* What is needed
Write out the full set of records exactly. Any pictures in them do not belong in the copy.

Component data from apps and pages:
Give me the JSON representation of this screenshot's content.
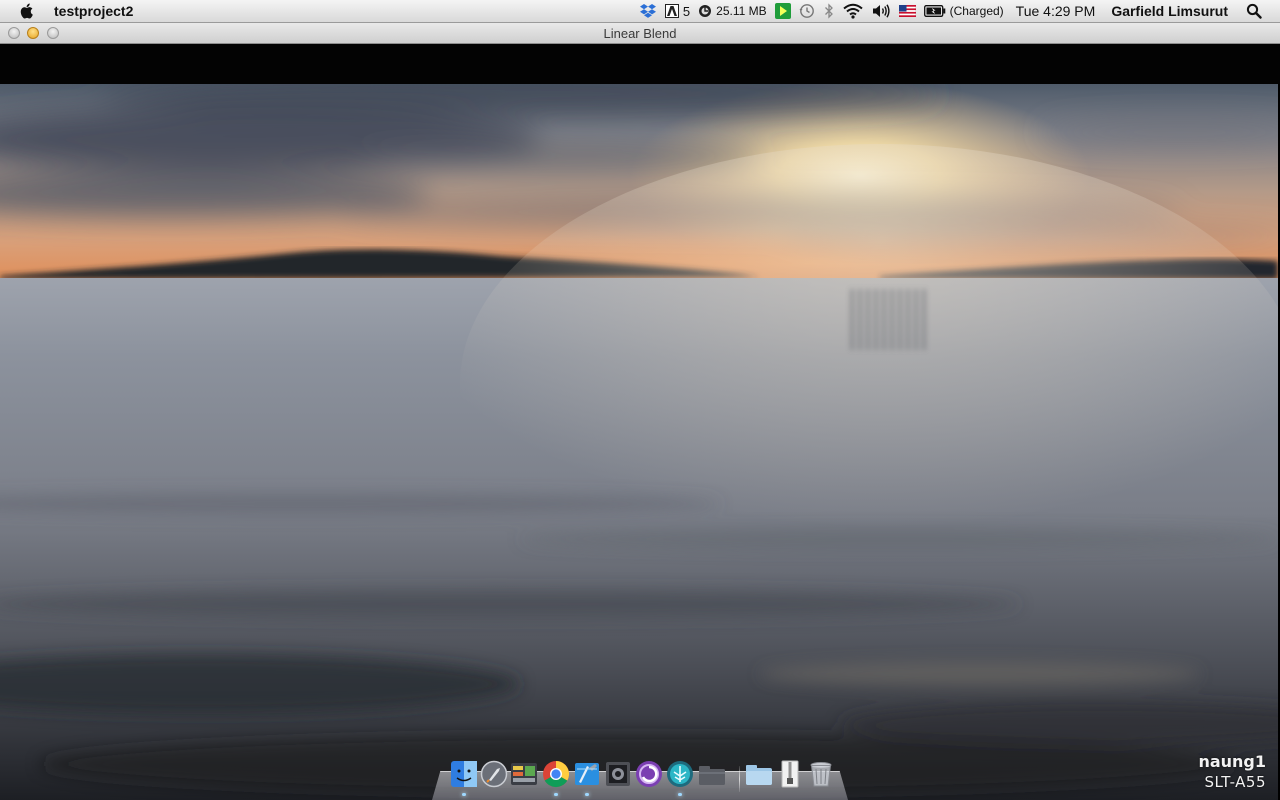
{
  "menubar": {
    "app_name": "testproject2",
    "adobe_count": "5",
    "memory": "25.11 MB",
    "battery_status": "(Charged)",
    "clock": "Tue 4:29 PM",
    "user": "Garfield Limsurut",
    "status_icons": [
      "dropbox-icon",
      "adobe-icon",
      "memory-clean-icon",
      "spark-icon",
      "time-machine-icon",
      "bluetooth-icon",
      "wifi-icon",
      "volume-icon",
      "us-flag-icon",
      "battery-icon",
      "spotlight-icon"
    ]
  },
  "window": {
    "title": "Linear Blend"
  },
  "watermark": {
    "line1": "naung1",
    "line2": "SLT-A55"
  },
  "dock": {
    "items": [
      "finder-icon",
      "launchpad-icon",
      "system-monitor-icon",
      "chrome-icon",
      "xcode-icon",
      "photo-booth-icon",
      "app-purple-icon",
      "app-teal-icon",
      "folder-dark-icon",
      "folder-icon",
      "archive-icon",
      "trash-icon"
    ],
    "running": [
      "finder-icon",
      "chrome-icon",
      "xcode-icon",
      "app-teal-icon"
    ]
  },
  "colors": {
    "sky_top": "#5a6675",
    "sun": "#fff3c8",
    "horizon_glow": "#e8935a",
    "water": "#8a8f99",
    "watermark": "#f2f2f2"
  }
}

* Reply
Give me the JSON representation of this screenshot's content.
{
  "menubar": {
    "app_name": "testproject2",
    "adobe_count": "5",
    "memory": "25.11 MB",
    "battery_status": "(Charged)",
    "clock": "Tue 4:29 PM",
    "user": "Garfield Limsurut",
    "status_icons": [
      "dropbox-icon",
      "adobe-icon",
      "memory-clean-icon",
      "spark-icon",
      "time-machine-icon",
      "bluetooth-icon",
      "wifi-icon",
      "volume-icon",
      "us-flag-icon",
      "battery-icon",
      "spotlight-icon"
    ]
  },
  "window": {
    "title": "Linear Blend"
  },
  "watermark": {
    "line1": "naung1",
    "line2": "SLT-A55"
  },
  "dock": {
    "items": [
      "finder-icon",
      "launchpad-icon",
      "system-monitor-icon",
      "chrome-icon",
      "xcode-icon",
      "photo-booth-icon",
      "app-purple-icon",
      "app-teal-icon",
      "folder-dark-icon",
      "folder-icon",
      "archive-icon",
      "trash-icon"
    ],
    "running": [
      "finder-icon",
      "chrome-icon",
      "xcode-icon",
      "app-teal-icon"
    ]
  },
  "colors": {
    "sky_top": "#5a6675",
    "sun": "#fff3c8",
    "horizon_glow": "#e8935a",
    "water": "#8a8f99",
    "watermark": "#f2f2f2"
  }
}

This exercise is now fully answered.